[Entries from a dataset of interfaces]
────

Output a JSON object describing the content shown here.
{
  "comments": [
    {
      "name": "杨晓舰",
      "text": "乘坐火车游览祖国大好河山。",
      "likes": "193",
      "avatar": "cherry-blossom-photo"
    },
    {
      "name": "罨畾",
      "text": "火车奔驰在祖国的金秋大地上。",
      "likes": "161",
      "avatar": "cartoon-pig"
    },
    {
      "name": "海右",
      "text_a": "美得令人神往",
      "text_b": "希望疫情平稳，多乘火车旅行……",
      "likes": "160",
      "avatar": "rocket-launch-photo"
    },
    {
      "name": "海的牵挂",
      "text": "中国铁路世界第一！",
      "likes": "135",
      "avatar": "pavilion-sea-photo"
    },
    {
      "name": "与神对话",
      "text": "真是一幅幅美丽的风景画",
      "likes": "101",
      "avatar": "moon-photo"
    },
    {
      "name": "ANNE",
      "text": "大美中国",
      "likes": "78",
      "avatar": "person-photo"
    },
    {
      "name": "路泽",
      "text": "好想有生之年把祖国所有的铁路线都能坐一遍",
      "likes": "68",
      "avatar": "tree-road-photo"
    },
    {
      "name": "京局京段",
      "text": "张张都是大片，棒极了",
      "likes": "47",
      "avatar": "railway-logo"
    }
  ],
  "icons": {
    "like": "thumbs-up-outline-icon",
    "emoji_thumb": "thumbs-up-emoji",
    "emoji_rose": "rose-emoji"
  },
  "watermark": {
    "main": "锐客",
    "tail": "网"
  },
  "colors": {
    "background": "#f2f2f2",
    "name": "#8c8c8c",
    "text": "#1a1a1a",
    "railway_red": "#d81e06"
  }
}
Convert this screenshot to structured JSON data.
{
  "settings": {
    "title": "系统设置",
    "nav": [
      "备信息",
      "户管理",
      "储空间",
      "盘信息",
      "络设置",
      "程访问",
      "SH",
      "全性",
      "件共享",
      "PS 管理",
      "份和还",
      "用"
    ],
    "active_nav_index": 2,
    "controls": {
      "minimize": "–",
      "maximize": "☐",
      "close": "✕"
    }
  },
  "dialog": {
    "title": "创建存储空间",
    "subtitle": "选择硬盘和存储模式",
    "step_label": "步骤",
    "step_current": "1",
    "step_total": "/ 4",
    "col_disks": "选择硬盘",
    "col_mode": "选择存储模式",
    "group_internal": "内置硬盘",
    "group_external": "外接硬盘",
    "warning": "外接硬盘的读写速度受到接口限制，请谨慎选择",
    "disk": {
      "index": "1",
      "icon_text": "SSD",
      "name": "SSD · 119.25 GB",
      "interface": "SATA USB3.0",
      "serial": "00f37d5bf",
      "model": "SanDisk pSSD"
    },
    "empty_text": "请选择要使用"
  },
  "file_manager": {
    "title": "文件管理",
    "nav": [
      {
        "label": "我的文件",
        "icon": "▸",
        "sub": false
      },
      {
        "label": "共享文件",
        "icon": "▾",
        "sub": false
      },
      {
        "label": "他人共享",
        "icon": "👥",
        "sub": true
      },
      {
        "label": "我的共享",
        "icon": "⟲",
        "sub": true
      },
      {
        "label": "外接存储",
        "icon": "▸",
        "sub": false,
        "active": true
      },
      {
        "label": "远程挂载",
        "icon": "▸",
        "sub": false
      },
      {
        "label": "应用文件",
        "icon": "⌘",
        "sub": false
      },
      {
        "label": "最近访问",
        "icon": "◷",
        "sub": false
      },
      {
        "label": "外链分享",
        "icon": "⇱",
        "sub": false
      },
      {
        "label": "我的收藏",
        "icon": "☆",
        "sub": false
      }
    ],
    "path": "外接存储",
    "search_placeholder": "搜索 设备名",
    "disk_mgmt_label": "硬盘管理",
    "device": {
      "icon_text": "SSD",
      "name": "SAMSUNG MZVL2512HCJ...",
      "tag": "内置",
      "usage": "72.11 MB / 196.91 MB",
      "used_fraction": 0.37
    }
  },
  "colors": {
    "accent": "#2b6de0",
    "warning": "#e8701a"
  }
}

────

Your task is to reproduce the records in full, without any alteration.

Output a JSON object describing the content shown here.
{
  "comments": [
    {
      "name": "杨晓舰",
      "text": "乘坐火车游览祖国大好河山。",
      "likes": "193",
      "avatar": "cherry-blossom-photo"
    },
    {
      "name": "罨畾",
      "text": "火车奔驰在祖国的金秋大地上。",
      "likes": "161",
      "avatar": "cartoon-pig"
    },
    {
      "name": "海右",
      "text_a": "美得令人神往",
      "text_b": "希望疫情平稳，多乘火车旅行……",
      "likes": "160",
      "avatar": "rocket-launch-photo"
    },
    {
      "name": "海的牵挂",
      "text": "中国铁路世界第一！",
      "likes": "135",
      "avatar": "pavilion-sea-photo"
    },
    {
      "name": "与神对话",
      "text": "真是一幅幅美丽的风景画",
      "likes": "101",
      "avatar": "moon-photo"
    },
    {
      "name": "ANNE",
      "text": "大美中国",
      "likes": "78",
      "avatar": "person-photo"
    },
    {
      "name": "路泽",
      "text": "好想有生之年把祖国所有的铁路线都能坐一遍",
      "likes": "68",
      "avatar": "tree-road-photo"
    },
    {
      "name": "京局京段",
      "text": "张张都是大片，棒极了",
      "likes": "47",
      "avatar": "railway-logo"
    }
  ],
  "icons": {
    "like": "thumbs-up-outline-icon",
    "emoji_thumb": "thumbs-up-emoji",
    "emoji_rose": "rose-emoji"
  },
  "watermark": {
    "main": "锐客",
    "tail": "网"
  },
  "colors": {
    "background": "#f2f2f2",
    "name": "#8c8c8c",
    "text": "#1a1a1a",
    "railway_red": "#d81e06"
  }
}
Convert this screenshot to structured JSON data.
{
  "settings": {
    "title": "系统设置",
    "nav": [
      "备信息",
      "户管理",
      "储空间",
      "盘信息",
      "络设置",
      "程访问",
      "SH",
      "全性",
      "件共享",
      "PS 管理",
      "份和还",
      "用"
    ],
    "active_nav_index": 2,
    "controls": {
      "minimize": "–",
      "maximize": "☐",
      "close": "✕"
    }
  },
  "dialog": {
    "title": "创建存储空间",
    "subtitle": "选择硬盘和存储模式",
    "step_label": "步骤",
    "step_current": "1",
    "step_total": "/ 4",
    "col_disks": "选择硬盘",
    "col_mode": "选择存储模式",
    "group_internal": "内置硬盘",
    "group_external": "外接硬盘",
    "warning": "外接硬盘的读写速度受到接口限制，请谨慎选择",
    "disk": {
      "index": "1",
      "icon_text": "SSD",
      "name": "SSD · 119.25 GB",
      "interface": "SATA USB3.0",
      "serial": "00f37d5bf",
      "model": "SanDisk pSSD"
    },
    "empty_text": "请选择要使用"
  },
  "file_manager": {
    "title": "文件管理",
    "nav": [
      {
        "label": "我的文件",
        "icon": "▸",
        "sub": false
      },
      {
        "label": "共享文件",
        "icon": "▾",
        "sub": false
      },
      {
        "label": "他人共享",
        "icon": "👥",
        "sub": true
      },
      {
        "label": "我的共享",
        "icon": "⟲",
        "sub": true
      },
      {
        "label": "外接存储",
        "icon": "▸",
        "sub": false,
        "active": true
      },
      {
        "label": "远程挂载",
        "icon": "▸",
        "sub": false
      },
      {
        "label": "应用文件",
        "icon": "⌘",
        "sub": false
      },
      {
        "label": "最近访问",
        "icon": "◷",
        "sub": false
      },
      {
        "label": "外链分享",
        "icon": "⇱",
        "sub": false
      },
      {
        "label": "我的收藏",
        "icon": "☆",
        "sub": false
      }
    ],
    "path": "外接存储",
    "search_placeholder": "搜索 设备名",
    "disk_mgmt_label": "硬盘管理",
    "device": {
      "icon_text": "SSD",
      "name": "SAMSUNG MZVL2512HCJ...",
      "tag": "内置",
      "usage": "72.11 MB / 196.91 MB",
      "used_fraction": 0.37
    }
  },
  "colors": {
    "accent": "#2b6de0",
    "warning": "#e8701a"
  }
}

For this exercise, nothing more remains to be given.